My calendar during my first official week as a staff engineer

A screengrab of the author's busy calendar on their first official week as a staff engineer

I also changed the way I approached my standups, 1:1s, project management, and more, leading by example to guide other team members.

‘Example is not the main thing in influencing others. It is the only thing.’ – Albert Schweitzer

2. Optimize your systems design

The power of a system is that it’s reproducible and scalable. From implementing a trifecta of Baby Brezza formula products (to revolutionize feeding time) to hacking the standing diaper change, systems are the key to efficiency – and getting through the day – in parenthood.

Once again, exercising that muscle enabled a stronger flex at work. I’m now eager to define (and refine) a process. Then I’m always asking, ‘What can be automated?’ and ‘Are there any steps in this process that can be eliminated without impacting the ultimate outcome?’

This mindset means small changes can have a big impact. Writing a few lines of javascript to automate a frequent task doesn’t seem like much, but it adds up over time. Or, when I got pulled in to help on an initiative that had trouble taking off, a small focused effort unlocked the blockage. The project had been suffering from analysis paralysis. On my first day, I engaged with the group to identify priorities, then define the data model. I pushed out the code and migrated the table that afternoon. Three days later, multiple engineers were pushing code and the project was ahead of schedule.

P.S. Don’t keep these efficiency wins to yourself; sharing is caring! (More on that in a minute.)

3. Communication is key

It’s important to track when a newborn eats, for how long, and how much. You are also supposed to note every single elimination – plus all the details. If there is more than one person taking care of a baby (and in my case, more than one baby) communication and documentation is key. Bonus if you have help from a system, like an app.

At work, I was so tired I no longer trusted my brain to remember all the things, so I began to communicate and document like crazy. This actually kept me focused on my priorities, created accountability for my team and me, and provided much-appreciated visibility to senior management.

I also began recording training videos on Loom. This allowed me to 10x myself without having to give each person an hour-long 1:1, but still ensured the whole team got the opportunity to learn. Leaders rise by lifting others!

4. Self-care is essential

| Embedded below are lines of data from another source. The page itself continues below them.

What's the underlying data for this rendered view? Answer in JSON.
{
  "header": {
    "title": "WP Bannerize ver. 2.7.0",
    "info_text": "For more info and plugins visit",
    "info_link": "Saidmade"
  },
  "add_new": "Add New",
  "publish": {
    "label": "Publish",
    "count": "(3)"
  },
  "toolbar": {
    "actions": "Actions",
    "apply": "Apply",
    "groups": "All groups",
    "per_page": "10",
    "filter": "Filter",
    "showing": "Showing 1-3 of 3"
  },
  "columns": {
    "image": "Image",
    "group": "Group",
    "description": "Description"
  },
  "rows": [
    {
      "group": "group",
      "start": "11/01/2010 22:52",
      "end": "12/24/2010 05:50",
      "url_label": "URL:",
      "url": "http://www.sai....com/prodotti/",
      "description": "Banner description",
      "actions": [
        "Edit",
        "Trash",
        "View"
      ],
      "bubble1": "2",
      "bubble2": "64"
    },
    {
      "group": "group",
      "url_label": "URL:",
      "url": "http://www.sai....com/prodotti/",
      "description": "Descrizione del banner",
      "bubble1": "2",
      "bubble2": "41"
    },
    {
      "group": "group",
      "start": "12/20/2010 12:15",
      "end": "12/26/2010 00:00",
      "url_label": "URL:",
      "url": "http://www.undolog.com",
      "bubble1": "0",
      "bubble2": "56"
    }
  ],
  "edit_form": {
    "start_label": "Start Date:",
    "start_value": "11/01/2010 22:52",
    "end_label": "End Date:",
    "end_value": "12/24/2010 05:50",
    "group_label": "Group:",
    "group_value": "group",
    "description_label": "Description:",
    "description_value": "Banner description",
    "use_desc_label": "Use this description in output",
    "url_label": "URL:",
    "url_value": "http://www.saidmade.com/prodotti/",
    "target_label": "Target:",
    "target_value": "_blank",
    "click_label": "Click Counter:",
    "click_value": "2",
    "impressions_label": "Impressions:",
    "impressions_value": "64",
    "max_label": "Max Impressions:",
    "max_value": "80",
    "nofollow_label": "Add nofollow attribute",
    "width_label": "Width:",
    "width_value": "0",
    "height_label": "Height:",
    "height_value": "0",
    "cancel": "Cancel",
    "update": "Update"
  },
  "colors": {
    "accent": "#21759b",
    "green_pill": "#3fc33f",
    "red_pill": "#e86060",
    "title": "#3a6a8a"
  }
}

It became very obvious very quickly that if I didn't take care of myself first, I couldn't take care of anyone else. I needed to be healthy physically, but also mentally, so I could be fully present.

Before becoming a parent, I would put in some after-hours work here and there in an attempt to get ahead; this is nearly impossible as a mom of twins. Less really is more, and self-care has made me more present, and more productive at work the next day.

Reflecting on the journey from parent to staff engineer

We all love a good ‘hack’ and I’ll bet several exist right under your nose. I challenge you to think of parallels that might exist between your personal and professional life, and how you might transfer knowledge from one to the other. How did you approach planning a logistically successful vacation? What have you learned from managing your child’s softball team?

When I returned to work after maternity leave, I was able to ruthlessly prioritize, optimize systems design, and exponentially improve my communication. Becoming a mom of twins accelerated my promotion to staff engineer within seven months of my return. Now I aim to be a servant leader and a role model for others.

Gandhi said, ‘The best way to find yourself is to lose yourself in the service of others.’ By taking care of my babies, I found a better version of myself: a leader. It’s cliche to say that parenting is the most challenging and rewarding adventure there is. So, instead, my message to parents is: you can apply what you learn as a parent to reap rewards in your professional life, too.